Although I don’t know the exact algorithms used in this specific art piece, I do know that the artist somehow used the sounds generated from the crowd around the art piece, and reflected it.
The artist’s creative sensibilities are manifest through the use of visuals and beautiful lights, when the original main focus was on the sounds.
The artist I am choosing for this Looking Outwards is actually the same from my Looking Outwards 08: Yuri Suzuki. I wanted to explore his projects more in depth and choose another one that drew me in.
Suzuki’s project This Looks Like Music takes a whimsical approach to computational music. Suzuki created an audiovisual installation for Mudam Publics Summer Project – the project consists of a mini robot that detects and follows a black line on paper. The robot responds to colored reference points and translates it into sound. I imagine that the robots sense and calculate the color of the markers (kind of like this week’s assignment) and outputs a sound that corresponds to it.
The best part about this installation is that it invites the audience to co-create the music (the audience includes small children!). Having an interactive installation makes it much more relatable and tangible, especially for something like music.

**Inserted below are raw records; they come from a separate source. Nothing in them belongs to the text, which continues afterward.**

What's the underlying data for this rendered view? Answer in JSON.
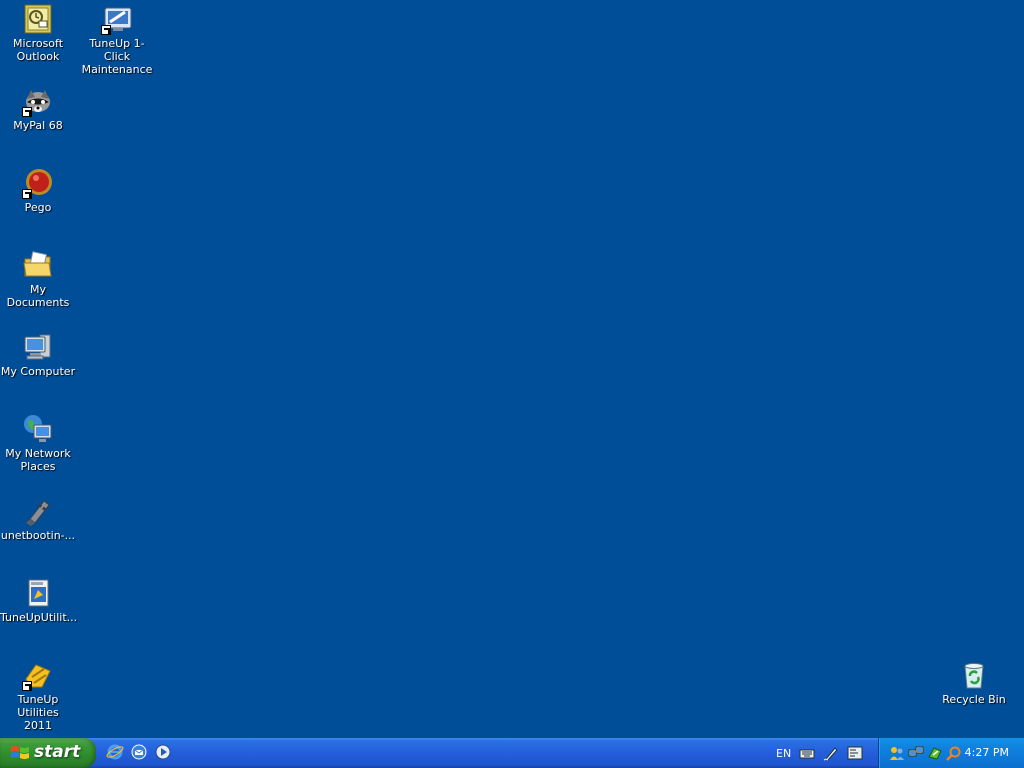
{
  "desktop": {
    "background_color": "#004e98",
    "icons": [
      {
        "label": "Microsoft\nOutlook",
        "icon": "outlook-icon"
      },
      {
        "label": "TuneUp 1-Click\nMaintenance",
        "icon": "tuneup-maintenance-icon"
      },
      {
        "label": "MyPal 68",
        "icon": "mypal-icon"
      },
      {
        "label": "Pego",
        "icon": "pego-icon"
      },
      {
        "label": "My Documents",
        "icon": "my-documents-icon"
      },
      {
        "label": "My Computer",
        "icon": "my-computer-icon"
      },
      {
        "label": "My Network\nPlaces",
        "icon": "network-places-icon"
      },
      {
        "label": "unetbootin-...",
        "icon": "unetbootin-icon"
      },
      {
        "label": "TuneUpUtilit...",
        "icon": "tuneup-installer-icon"
      },
      {
        "label": "TuneUp Utilities\n2011",
        "icon": "tuneup-utilities-icon"
      },
      {
        "label": "Recycle Bin",
        "icon": "recycle-bin-icon"
      }
    ]
  },
  "taskbar": {
    "start_label": "start",
    "quick_launch": [
      "internet-explorer-icon",
      "outlook-express-icon",
      "media-player-icon"
    ],
    "language": "EN",
    "language_bar_icons": [
      "keyboard-icon",
      "handwriting-icon",
      "language-options-icon"
    ],
    "tray_icons": [
      "users-icon",
      "network-icon",
      "tuneup-tray-icon",
      "search-tray-icon"
    ],
    "clock": "4:27 PM"
  }
}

I found a sound art project to write about because my submission for Looking Outwards 04 was really about music.
Deep Listening Room is a sound installation by Pauline Oliveros at the 2014 Whitney Biennial. Live feed from the main lobby was broadcast onto three walls in a small gallery. The audio from the footage was heavily manipulated and distorted. In addition, Oliveros sat and played a improvised accordion part, matching the doom-like tone of the processed noise from the crowd; the soundtrack became a mixture of low drones, screeches, and vibrating wails. The installation was a commentary on the ubiquity of surveillance. The evil nature of the sound forces the viewer to confront the voyeurism of filming and watching this type of footage.
Link to the Original Video: “https://vimeo.com/36742259”

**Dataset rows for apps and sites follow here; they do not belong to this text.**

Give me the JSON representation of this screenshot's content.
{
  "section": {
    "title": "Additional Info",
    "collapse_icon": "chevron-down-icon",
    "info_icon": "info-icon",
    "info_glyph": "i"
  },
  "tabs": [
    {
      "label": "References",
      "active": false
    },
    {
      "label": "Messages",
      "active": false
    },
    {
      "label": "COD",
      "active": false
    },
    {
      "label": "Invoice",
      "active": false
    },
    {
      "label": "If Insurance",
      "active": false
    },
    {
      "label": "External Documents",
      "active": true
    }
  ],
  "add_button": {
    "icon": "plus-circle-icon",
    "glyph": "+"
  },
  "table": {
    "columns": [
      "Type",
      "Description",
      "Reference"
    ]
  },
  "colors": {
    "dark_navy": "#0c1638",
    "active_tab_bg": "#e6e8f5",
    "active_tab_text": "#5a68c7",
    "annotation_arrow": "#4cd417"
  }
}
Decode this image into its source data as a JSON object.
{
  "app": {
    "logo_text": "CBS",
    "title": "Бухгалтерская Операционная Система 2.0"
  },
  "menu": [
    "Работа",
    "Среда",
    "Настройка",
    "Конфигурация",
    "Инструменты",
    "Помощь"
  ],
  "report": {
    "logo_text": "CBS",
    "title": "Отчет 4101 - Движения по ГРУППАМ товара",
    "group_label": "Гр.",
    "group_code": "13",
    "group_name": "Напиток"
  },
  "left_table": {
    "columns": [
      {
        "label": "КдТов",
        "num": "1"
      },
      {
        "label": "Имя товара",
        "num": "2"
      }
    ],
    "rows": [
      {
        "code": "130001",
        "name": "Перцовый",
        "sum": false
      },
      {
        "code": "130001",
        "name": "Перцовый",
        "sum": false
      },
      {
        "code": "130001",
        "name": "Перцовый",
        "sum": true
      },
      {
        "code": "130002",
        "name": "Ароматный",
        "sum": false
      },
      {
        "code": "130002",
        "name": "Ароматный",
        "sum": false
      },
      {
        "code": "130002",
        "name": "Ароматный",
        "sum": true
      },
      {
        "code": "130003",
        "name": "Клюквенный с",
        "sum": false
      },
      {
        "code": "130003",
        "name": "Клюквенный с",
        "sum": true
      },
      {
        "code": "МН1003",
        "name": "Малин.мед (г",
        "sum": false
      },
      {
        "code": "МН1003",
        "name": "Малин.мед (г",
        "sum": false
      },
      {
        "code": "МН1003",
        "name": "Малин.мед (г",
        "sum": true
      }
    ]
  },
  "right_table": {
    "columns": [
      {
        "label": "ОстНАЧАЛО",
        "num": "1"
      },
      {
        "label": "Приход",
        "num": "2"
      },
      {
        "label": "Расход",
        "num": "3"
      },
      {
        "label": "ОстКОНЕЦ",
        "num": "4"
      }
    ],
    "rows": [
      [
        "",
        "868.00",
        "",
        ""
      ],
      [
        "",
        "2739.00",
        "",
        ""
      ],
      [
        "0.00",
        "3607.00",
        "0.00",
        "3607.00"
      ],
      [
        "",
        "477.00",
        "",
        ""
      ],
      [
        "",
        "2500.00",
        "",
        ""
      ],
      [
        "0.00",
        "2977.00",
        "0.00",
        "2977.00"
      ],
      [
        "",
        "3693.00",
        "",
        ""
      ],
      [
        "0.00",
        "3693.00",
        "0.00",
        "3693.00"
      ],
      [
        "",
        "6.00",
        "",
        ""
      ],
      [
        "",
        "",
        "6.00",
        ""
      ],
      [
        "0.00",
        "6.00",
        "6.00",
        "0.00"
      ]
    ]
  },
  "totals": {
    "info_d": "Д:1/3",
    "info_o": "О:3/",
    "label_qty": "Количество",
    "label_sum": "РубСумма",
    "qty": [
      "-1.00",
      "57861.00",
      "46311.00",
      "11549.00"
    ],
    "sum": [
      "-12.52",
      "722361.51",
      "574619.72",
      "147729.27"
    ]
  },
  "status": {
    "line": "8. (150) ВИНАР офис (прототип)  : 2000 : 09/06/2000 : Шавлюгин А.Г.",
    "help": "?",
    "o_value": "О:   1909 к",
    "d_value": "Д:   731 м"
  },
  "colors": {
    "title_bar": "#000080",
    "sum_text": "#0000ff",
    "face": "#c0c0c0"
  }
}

A piece of computer music that I found to be incredibly interesting was Playable Decagons / MaxMSP by Melissa Pons. The video shows a mouse clicking on a 3D decagon and playing sounds based on where the mouse clicked. I thought that this was an extremely creative way to create music. By the appearance of the setup it appearsthey tried to have the decagon imitate a piano. I find this amazing since I find playing the piano to be hard enough (in fact I can’t play at all), but to play it using an unlabeled polygon is another feat entirely. The code that they used was likely very complicated. I would assume that they mapped certain sounds to the surface of the decagon using if statements involving the mouse. While the project may not seem very creative it bears further examination. I feel that coming up with the idea to do this was incredibly creative, and is something that I wouldn’t come up with in a million years.
For a computational music piece, I decided to look into Agoston Nagy’s work, Atlås—a guided and generative music experience made for iOS. What I really admire about this application is that not only does it let users discover and create music with “interactive sonic sounds”, but it allows users to be transferred to a beautiful digital environment that is visually unlike traditional music. It generates tasks in between spaces that are solved by the application itself within the digital environment ( without the need for users to know how to solve it) which helps to make the application more than just a “music maker.
Agoston Nagy says that he wanted to create something that creates a narrative which would help to guide users through an experience. He wanted to bring up thought provoking questions that are focused on communication between people. He applied these thoughts into the app by bringing up these questions in between the music experiences.